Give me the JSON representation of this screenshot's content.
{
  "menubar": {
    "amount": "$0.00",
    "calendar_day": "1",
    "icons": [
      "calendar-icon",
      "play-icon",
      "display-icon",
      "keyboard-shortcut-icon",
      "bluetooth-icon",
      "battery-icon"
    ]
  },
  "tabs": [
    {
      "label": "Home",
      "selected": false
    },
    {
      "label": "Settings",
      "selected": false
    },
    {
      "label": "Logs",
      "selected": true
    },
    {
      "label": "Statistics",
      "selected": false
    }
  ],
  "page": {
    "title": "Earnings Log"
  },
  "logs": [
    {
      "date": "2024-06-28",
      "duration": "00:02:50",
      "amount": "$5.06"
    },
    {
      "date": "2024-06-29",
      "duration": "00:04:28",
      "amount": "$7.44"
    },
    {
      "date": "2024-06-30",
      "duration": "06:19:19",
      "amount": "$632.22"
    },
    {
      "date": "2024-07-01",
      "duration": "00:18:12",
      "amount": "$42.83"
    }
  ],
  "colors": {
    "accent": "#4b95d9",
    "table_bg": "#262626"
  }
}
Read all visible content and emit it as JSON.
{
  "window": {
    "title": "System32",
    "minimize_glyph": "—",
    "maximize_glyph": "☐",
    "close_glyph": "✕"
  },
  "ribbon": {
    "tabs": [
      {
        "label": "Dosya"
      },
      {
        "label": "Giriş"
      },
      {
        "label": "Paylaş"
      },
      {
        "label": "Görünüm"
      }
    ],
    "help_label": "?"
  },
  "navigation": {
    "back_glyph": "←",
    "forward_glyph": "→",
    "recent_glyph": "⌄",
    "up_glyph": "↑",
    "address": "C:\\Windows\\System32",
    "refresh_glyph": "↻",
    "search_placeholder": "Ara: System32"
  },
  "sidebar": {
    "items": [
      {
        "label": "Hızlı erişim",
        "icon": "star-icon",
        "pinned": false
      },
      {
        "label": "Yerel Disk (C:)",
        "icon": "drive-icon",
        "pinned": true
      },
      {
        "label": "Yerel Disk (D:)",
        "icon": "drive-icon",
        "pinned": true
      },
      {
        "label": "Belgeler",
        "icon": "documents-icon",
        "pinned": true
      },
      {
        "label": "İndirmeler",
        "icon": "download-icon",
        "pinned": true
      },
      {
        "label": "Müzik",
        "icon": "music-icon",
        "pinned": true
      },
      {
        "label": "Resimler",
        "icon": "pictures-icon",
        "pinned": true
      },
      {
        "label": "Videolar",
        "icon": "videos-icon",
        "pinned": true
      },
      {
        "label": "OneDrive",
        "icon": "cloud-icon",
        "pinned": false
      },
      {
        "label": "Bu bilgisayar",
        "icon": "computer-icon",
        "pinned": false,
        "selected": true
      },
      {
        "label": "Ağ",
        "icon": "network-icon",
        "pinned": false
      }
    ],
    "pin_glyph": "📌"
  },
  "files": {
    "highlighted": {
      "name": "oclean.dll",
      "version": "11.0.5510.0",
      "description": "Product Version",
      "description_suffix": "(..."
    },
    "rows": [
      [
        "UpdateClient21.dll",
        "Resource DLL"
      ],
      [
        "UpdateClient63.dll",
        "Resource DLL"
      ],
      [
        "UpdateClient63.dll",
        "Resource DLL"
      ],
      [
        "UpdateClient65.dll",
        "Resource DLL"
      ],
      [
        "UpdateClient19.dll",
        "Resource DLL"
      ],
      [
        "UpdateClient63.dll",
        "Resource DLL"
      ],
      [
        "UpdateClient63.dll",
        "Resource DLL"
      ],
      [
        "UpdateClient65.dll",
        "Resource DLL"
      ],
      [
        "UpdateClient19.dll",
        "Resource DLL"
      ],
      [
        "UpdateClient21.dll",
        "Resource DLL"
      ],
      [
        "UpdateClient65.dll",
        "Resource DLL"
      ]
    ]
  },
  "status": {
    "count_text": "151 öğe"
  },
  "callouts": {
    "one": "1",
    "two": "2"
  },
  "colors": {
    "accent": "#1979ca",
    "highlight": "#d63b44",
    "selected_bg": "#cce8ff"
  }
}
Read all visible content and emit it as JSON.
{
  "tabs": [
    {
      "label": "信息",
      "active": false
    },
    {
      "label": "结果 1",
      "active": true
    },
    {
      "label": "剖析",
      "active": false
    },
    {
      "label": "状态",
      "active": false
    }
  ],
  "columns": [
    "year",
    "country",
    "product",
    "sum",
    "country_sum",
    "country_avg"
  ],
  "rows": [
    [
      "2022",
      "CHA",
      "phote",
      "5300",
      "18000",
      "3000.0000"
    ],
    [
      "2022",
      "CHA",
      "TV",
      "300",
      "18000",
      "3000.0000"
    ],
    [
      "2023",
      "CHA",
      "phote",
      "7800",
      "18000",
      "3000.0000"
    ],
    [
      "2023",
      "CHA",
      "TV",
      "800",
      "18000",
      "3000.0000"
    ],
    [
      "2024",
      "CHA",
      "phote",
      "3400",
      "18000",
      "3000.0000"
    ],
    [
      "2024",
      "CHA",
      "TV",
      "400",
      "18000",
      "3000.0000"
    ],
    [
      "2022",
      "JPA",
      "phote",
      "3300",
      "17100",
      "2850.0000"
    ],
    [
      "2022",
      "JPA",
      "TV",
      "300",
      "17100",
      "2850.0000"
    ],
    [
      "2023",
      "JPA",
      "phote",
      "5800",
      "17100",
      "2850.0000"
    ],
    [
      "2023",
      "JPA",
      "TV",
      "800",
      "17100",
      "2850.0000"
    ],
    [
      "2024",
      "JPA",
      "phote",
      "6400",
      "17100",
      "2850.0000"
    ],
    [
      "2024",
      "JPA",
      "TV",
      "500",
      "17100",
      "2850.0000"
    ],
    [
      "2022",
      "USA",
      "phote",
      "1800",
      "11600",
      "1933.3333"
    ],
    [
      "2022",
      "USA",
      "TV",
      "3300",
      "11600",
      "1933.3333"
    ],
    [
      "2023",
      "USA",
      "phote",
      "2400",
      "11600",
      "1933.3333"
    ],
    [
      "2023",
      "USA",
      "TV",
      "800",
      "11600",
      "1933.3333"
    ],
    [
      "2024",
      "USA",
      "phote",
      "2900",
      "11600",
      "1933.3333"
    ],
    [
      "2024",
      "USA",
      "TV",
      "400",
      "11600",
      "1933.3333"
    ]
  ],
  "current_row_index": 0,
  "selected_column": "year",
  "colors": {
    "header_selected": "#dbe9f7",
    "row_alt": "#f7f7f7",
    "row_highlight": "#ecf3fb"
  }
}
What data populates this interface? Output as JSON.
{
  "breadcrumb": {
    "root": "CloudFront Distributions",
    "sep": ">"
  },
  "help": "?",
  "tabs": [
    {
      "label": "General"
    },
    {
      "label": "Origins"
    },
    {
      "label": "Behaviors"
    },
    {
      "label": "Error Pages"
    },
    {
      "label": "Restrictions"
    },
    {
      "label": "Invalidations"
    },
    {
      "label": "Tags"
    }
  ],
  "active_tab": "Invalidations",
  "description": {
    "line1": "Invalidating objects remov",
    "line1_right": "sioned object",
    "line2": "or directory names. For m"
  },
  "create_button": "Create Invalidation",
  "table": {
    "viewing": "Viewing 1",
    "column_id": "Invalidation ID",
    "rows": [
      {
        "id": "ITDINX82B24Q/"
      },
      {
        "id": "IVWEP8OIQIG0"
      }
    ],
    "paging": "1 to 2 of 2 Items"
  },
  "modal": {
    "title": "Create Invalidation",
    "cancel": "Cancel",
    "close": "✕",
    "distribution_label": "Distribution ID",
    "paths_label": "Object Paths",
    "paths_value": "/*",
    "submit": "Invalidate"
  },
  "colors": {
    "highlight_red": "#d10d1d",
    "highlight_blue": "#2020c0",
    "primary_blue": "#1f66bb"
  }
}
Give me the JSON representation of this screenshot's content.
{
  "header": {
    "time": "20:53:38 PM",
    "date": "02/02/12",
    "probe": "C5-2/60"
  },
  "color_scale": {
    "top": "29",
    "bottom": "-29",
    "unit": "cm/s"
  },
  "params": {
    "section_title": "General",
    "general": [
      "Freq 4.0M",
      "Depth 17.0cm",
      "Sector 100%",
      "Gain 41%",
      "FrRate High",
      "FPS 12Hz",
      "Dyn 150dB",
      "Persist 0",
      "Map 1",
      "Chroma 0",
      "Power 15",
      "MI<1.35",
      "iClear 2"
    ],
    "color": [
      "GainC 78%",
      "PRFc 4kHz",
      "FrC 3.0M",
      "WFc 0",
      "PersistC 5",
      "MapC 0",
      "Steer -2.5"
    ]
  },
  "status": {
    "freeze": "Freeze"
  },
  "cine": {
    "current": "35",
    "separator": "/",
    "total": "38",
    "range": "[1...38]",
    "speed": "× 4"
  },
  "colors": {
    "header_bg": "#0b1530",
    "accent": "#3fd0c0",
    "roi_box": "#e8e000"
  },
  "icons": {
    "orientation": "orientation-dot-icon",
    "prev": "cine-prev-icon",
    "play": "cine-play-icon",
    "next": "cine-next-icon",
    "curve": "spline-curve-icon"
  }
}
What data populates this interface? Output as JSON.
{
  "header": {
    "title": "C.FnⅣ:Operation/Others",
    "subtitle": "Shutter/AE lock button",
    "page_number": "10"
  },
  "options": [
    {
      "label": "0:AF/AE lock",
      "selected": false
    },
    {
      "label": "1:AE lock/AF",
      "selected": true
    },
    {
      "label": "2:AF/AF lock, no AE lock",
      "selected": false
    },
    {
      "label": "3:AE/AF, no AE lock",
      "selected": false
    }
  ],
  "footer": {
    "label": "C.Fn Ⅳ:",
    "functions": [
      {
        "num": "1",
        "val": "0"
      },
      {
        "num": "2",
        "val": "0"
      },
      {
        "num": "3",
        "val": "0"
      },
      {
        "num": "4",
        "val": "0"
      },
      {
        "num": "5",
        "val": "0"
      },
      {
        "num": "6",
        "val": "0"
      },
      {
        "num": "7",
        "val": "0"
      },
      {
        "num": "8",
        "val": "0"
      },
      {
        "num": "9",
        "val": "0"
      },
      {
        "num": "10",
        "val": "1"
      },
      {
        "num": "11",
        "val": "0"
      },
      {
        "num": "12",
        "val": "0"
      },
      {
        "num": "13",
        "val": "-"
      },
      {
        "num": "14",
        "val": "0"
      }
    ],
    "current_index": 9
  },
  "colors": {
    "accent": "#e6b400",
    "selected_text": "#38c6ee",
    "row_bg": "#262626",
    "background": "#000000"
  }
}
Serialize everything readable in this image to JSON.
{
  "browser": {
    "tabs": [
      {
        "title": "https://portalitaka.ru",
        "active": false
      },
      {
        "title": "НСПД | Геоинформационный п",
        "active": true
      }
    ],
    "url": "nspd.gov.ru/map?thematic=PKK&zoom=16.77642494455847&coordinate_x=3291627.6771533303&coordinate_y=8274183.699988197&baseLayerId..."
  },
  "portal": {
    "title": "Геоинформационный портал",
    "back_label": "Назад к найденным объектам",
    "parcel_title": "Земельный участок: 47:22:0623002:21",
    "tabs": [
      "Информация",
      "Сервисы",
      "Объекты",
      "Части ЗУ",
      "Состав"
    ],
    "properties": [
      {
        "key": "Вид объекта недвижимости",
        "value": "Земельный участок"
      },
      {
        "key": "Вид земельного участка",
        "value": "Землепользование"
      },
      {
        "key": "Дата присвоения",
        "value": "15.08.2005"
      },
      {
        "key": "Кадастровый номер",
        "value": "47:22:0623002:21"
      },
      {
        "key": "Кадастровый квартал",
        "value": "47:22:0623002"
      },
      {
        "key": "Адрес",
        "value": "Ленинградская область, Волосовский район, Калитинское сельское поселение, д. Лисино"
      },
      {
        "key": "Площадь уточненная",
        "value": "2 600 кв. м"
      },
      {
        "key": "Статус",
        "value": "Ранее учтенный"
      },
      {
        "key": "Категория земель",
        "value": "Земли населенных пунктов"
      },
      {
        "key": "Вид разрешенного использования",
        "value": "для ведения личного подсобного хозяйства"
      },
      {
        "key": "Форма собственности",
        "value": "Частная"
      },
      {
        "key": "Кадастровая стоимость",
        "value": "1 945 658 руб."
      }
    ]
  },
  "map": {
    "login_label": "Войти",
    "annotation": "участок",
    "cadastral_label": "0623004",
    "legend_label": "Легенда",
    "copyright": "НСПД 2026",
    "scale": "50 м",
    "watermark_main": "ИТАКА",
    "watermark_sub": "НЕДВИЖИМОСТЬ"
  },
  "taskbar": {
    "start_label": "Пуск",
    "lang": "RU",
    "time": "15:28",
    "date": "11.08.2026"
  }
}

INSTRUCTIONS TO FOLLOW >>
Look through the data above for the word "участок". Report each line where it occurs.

COMPLETED TASK >>
    "parcel_title": "Земельный участок: 47:22:0623002:21",
        "value": "Земельный участок"
    "annotation": "участок",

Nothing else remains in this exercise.